Michelle Peteriea, Alex Brooma, Katherine Kennya, Jennifer Broomb, David Regand, Lise Laffertyd, Angela Kelly-Hankud,e and Carla Treloarfa
The article looks at how economics drives health in modern societies. It argues that health problems are often blamed on the behaviour of people, the attitudes of communities or organisational decisions, overlooking how commercial decisions of health providers impact on community and individual health. They use a case study of market economics has negatively influenced the development of new antibiotics. They argue that “[h]ealthcare providers run as businesses beholden to budget bottom lines, and healthcare itself is transformed into a commodity (available to some but not necessarily to others). Equally, R&D is constrained by crude financial calculations that stall or prevent important work that might deliver considerable benefits to human health”.
Why is this useful for rural and remote people to read?
While this is an academic work, it is a useful analysis for rural, remote and Aboriginal people looking to understand how the commercialisation of healthcare has reduced the focus on public good (health equity, health outcomes) as healthcare is driven by private gain (profits, prestige). This can be useful in working out as a community the types of service providers you want to work with, and whether they are primarily interested in your health and outcomes for your community.
RURAL HEALTH FUNDING
Suggested Citation (go to Get Document if not provided)

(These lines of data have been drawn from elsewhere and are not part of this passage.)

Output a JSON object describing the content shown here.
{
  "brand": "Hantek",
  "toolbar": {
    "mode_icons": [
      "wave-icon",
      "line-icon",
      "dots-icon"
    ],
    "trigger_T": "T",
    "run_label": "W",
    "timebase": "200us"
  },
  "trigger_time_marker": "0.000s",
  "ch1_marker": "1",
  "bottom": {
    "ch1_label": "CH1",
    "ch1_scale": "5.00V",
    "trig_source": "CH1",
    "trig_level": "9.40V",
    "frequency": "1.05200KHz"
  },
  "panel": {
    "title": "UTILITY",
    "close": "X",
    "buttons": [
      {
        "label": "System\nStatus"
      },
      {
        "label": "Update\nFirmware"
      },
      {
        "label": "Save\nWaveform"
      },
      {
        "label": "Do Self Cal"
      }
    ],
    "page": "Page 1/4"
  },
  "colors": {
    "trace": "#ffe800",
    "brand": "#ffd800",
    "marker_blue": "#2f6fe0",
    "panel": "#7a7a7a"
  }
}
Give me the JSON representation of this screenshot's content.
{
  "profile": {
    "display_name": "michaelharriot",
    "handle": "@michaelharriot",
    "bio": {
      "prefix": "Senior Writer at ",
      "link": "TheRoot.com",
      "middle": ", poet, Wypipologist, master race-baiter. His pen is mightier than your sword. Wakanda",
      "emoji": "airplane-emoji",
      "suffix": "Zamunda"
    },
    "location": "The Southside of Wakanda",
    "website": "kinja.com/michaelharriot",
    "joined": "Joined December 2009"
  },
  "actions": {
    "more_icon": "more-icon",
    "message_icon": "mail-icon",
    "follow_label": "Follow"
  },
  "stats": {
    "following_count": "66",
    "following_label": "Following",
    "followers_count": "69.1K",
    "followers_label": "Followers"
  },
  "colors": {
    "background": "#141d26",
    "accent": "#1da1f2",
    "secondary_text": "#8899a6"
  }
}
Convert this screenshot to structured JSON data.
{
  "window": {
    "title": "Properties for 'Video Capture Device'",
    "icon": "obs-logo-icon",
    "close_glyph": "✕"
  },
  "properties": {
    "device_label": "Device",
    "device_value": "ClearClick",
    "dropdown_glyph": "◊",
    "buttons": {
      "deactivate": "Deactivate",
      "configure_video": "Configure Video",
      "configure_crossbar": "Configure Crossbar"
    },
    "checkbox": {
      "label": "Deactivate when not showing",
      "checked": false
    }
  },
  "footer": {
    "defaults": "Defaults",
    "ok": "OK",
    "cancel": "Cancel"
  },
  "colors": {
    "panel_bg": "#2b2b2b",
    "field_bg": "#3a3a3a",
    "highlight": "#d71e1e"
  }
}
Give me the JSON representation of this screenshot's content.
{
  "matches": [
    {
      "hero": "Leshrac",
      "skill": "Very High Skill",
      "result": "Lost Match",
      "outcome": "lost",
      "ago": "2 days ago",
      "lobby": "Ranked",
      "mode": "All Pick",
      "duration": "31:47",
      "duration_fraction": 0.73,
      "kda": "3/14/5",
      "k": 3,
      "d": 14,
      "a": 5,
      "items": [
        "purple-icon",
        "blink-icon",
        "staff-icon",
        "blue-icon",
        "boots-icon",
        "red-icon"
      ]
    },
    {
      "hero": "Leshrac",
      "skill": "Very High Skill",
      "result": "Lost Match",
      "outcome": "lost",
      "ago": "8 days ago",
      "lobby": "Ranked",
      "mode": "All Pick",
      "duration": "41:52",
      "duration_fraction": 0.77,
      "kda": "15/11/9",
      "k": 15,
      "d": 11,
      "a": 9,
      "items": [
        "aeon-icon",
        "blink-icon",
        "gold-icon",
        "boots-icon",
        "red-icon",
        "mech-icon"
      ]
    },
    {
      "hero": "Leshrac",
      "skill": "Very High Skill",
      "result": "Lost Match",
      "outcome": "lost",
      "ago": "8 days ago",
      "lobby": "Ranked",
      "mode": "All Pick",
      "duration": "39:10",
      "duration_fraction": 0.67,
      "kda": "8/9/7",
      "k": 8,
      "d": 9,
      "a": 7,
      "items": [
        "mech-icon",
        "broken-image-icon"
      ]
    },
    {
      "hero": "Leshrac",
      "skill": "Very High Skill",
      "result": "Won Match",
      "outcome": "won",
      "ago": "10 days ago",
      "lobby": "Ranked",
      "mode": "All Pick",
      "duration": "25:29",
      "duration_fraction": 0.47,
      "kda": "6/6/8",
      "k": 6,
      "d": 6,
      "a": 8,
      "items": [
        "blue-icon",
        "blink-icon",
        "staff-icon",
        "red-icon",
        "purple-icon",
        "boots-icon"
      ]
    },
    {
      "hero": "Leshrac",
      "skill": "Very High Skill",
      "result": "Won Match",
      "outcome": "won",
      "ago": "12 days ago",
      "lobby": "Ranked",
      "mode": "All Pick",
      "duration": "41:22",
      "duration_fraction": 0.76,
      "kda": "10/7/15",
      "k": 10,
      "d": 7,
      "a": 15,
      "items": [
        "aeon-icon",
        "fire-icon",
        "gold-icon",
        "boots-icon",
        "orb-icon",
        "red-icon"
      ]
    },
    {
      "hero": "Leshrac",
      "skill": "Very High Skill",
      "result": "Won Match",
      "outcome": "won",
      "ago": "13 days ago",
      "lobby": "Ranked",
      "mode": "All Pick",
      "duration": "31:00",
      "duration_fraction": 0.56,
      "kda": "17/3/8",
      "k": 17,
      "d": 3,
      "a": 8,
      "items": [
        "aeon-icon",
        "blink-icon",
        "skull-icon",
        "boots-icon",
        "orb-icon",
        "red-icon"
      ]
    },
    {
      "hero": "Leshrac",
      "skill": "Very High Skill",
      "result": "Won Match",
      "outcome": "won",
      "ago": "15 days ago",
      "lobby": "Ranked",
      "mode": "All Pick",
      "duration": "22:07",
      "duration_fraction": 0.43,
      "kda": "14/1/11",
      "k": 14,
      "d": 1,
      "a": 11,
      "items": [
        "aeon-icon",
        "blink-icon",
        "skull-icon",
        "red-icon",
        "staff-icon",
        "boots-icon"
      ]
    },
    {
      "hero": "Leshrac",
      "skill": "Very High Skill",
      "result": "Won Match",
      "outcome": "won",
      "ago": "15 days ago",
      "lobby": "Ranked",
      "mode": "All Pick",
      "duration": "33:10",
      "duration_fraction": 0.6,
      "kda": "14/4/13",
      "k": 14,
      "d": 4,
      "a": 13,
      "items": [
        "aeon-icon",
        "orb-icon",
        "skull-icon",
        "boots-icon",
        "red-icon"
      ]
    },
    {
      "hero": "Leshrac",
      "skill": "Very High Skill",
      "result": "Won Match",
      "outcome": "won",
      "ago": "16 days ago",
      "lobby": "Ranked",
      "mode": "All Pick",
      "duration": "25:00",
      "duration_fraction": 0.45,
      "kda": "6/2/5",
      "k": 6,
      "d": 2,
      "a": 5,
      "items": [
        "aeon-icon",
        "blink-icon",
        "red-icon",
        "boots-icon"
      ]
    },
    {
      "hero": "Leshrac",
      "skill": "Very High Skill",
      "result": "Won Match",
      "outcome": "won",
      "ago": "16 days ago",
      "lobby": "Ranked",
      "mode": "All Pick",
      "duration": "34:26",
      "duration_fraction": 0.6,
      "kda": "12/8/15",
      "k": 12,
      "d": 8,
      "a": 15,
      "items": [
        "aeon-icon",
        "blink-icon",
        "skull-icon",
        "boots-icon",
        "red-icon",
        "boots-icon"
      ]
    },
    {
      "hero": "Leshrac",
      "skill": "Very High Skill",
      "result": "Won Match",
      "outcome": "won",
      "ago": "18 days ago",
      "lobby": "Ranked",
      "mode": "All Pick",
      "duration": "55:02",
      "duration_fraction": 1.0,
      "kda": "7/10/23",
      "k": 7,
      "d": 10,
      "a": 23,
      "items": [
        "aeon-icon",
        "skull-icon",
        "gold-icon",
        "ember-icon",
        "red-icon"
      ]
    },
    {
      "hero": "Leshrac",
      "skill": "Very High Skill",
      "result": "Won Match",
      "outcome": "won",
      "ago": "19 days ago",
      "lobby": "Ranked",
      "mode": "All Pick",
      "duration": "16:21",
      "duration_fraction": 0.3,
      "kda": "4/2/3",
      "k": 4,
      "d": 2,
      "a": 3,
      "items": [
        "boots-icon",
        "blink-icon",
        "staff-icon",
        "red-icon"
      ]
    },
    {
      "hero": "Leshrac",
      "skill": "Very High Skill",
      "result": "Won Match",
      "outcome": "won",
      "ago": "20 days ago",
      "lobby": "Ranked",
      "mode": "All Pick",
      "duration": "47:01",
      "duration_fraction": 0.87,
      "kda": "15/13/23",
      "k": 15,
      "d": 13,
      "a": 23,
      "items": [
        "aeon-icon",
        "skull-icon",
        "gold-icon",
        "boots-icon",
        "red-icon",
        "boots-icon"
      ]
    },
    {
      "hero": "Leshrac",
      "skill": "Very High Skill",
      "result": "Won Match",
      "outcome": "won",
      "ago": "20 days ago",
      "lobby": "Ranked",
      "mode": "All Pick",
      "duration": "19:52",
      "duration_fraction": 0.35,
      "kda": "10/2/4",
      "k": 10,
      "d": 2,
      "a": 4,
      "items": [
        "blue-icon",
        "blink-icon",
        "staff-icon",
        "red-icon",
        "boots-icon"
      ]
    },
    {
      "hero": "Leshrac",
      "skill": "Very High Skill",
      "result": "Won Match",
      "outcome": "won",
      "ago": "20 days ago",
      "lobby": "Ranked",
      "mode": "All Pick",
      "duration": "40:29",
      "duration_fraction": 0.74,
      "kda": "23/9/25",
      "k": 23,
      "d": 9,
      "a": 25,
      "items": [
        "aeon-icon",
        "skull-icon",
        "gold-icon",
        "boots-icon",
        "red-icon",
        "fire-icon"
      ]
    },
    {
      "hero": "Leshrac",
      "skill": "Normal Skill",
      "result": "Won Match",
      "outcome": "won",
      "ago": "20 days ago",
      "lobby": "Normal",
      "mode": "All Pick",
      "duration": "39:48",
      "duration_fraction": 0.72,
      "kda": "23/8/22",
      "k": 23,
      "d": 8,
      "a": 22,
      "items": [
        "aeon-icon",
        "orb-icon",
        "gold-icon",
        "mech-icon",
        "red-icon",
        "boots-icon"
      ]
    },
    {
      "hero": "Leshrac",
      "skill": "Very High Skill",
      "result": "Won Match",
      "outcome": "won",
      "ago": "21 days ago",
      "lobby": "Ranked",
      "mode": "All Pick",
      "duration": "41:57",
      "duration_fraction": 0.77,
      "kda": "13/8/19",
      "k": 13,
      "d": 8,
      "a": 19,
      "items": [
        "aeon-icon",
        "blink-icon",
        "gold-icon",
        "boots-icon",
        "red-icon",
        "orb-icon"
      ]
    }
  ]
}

Michelle Peterie, Alex Broom, Katherine Kenny, Jennifer Broom, David Regan, Lise Lafferty, Angela Kelly-Hanku & Carla Treloar (2023) Economies of resistance, Critical Public Health, DOI: 10.1080/09581596.2023.2271140